**WHAT TO WORK ON**.
Copy each line of the entries that contains the word "JSON".

"""

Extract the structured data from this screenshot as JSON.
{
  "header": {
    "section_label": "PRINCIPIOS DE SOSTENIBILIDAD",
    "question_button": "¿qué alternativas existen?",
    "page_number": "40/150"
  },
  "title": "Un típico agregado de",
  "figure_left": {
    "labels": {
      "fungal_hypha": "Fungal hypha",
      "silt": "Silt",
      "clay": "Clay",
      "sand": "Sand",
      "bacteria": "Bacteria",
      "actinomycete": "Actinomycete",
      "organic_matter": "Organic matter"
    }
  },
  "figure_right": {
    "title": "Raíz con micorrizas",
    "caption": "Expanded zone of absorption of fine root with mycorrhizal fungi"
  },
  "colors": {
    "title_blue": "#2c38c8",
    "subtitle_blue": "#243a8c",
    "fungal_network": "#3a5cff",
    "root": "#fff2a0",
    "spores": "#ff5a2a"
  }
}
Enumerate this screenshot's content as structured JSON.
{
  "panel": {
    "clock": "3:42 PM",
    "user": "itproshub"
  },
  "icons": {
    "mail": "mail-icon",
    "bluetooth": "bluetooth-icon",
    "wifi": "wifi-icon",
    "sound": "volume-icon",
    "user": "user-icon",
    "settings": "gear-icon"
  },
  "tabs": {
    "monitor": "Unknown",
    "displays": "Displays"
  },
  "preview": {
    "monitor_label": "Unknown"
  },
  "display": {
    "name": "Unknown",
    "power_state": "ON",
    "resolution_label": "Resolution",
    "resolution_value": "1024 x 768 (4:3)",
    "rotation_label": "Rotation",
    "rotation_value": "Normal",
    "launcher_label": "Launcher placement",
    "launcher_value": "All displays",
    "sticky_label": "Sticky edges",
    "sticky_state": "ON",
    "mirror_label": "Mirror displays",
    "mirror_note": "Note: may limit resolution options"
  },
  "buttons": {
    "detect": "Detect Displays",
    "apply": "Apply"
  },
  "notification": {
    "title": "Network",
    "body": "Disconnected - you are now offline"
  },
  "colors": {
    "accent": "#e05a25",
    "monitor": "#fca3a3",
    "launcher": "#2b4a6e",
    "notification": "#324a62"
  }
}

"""

**SOLVED PROBLEM**.
Extract the structured data from this screenshot as JSON.
Enumerate this screenshot's content as structured JSON.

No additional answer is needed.